● **What is being asked**:
Keep the pictures out and restate every record exactly.
START Input records
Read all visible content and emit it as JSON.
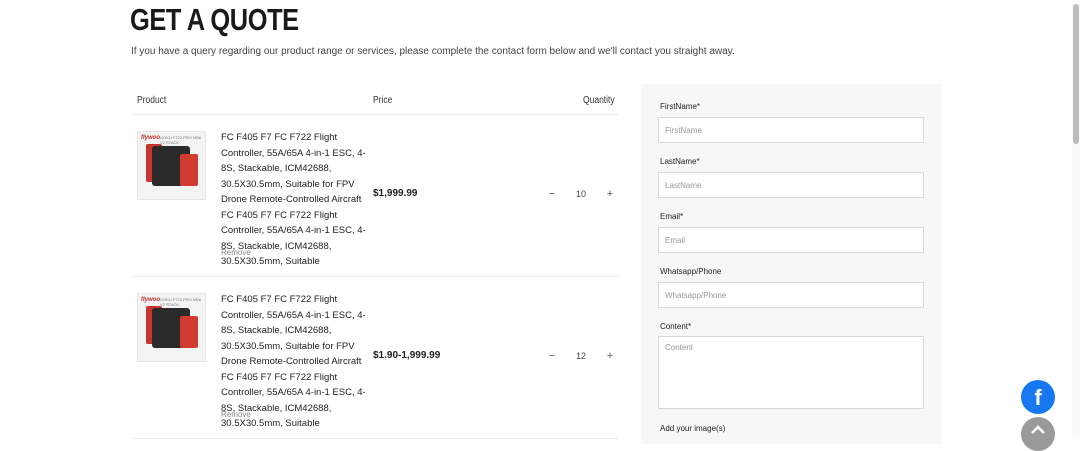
{
  "header": {
    "title": "GET A QUOTE",
    "subtitle": "If you have a query regarding our product range or services, please complete the contact form below and we'll contact you straight away."
  },
  "cart": {
    "columns": {
      "product": "Product",
      "price": "Price",
      "quantity": "Quantity"
    },
    "items": [
      {
        "description": "FC F405 F7 FC F722 Flight Controller, 55A/65A 4-in-1 ESC, 4-8S, Stackable, ICM42688, 30.5X30.5mm, Suitable for FPV Drone Remote-Controlled Aircraft FC F405 F7 FC F722 Flight Controller, 55A/65A 4-in-1 ESC, 4-8S, Stackable, ICM42688, 30.5X30.5mm, Suitable",
        "price": "$1,999.99",
        "quantity": "10",
        "remove_label": "Remove",
        "thumb_logo": "flywoo",
        "thumb_caption": "GOKU F722 PRO MINI V2 STACK"
      },
      {
        "description": "FC F405 F7 FC F722 Flight Controller, 55A/65A 4-in-1 ESC, 4-8S, Stackable, ICM42688, 30.5X30.5mm, Suitable for FPV Drone Remote-Controlled Aircraft FC F405 F7 FC F722 Flight Controller, 55A/65A 4-in-1 ESC, 4-8S, Stackable, ICM42688, 30.5X30.5mm, Suitable",
        "price": "$1.90-1,999.99",
        "quantity": "12",
        "remove_label": "Remove",
        "thumb_logo": "flywoo",
        "thumb_caption": "GOKU F722 PRO MINI V2 STACK"
      }
    ],
    "minus_symbol": "−",
    "plus_symbol": "+"
  },
  "form": {
    "firstname": {
      "label": "FirstName*",
      "placeholder": "FirstName"
    },
    "lastname": {
      "label": "LastName*",
      "placeholder": "LastName"
    },
    "email": {
      "label": "Email*",
      "placeholder": "Email"
    },
    "phone": {
      "label": "Whatsapp/Phone",
      "placeholder": "Whatsapp/Phone"
    },
    "content": {
      "label": "Content*",
      "placeholder": "Content"
    },
    "images_label": "Add your image(s)"
  },
  "floating": {
    "facebook_icon": "facebook-icon",
    "facebook_glyph": "f",
    "scroll_top_icon": "chevron-up-icon"
  },
  "colors": {
    "facebook": "#1877f2",
    "panel_bg": "#f7f7f7"
  }
}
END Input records
● **Result below**:
Read all visible content and emit it as JSON.
{
  "header": {
    "title": "GET A QUOTE",
    "subtitle": "If you have a query regarding our product range or services, please complete the contact form below and we'll contact you straight away."
  },
  "cart": {
    "columns": {
      "product": "Product",
      "price": "Price",
      "quantity": "Quantity"
    },
    "items": [
      {
        "description": "FC F405 F7 FC F722 Flight Controller, 55A/65A 4-in-1 ESC, 4-8S, Stackable, ICM42688, 30.5X30.5mm, Suitable for FPV Drone Remote-Controlled Aircraft FC F405 F7 FC F722 Flight Controller, 55A/65A 4-in-1 ESC, 4-8S, Stackable, ICM42688, 30.5X30.5mm, Suitable",
        "price": "$1,999.99",
        "quantity": "10",
        "remove_label": "Remove",
        "thumb_logo": "flywoo",
        "thumb_caption": "GOKU F722 PRO MINI V2 STACK"
      },
      {
        "description": "FC F405 F7 FC F722 Flight Controller, 55A/65A 4-in-1 ESC, 4-8S, Stackable, ICM42688, 30.5X30.5mm, Suitable for FPV Drone Remote-Controlled Aircraft FC F405 F7 FC F722 Flight Controller, 55A/65A 4-in-1 ESC, 4-8S, Stackable, ICM42688, 30.5X30.5mm, Suitable",
        "price": "$1.90-1,999.99",
        "quantity": "12",
        "remove_label": "Remove",
        "thumb_logo": "flywoo",
        "thumb_caption": "GOKU F722 PRO MINI V2 STACK"
      }
    ],
    "minus_symbol": "−",
    "plus_symbol": "+"
  },
  "form": {
    "firstname": {
      "label": "FirstName*",
      "placeholder": "FirstName"
    },
    "lastname": {
      "label": "LastName*",
      "placeholder": "LastName"
    },
    "email": {
      "label": "Email*",
      "placeholder": "Email"
    },
    "phone": {
      "label": "Whatsapp/Phone",
      "placeholder": "Whatsapp/Phone"
    },
    "content": {
      "label": "Content*",
      "placeholder": "Content"
    },
    "images_label": "Add your image(s)"
  },
  "floating": {
    "facebook_icon": "facebook-icon",
    "facebook_glyph": "f",
    "scroll_top_icon": "chevron-up-icon"
  },
  "colors": {
    "facebook": "#1877f2",
    "panel_bg": "#f7f7f7"
  }
}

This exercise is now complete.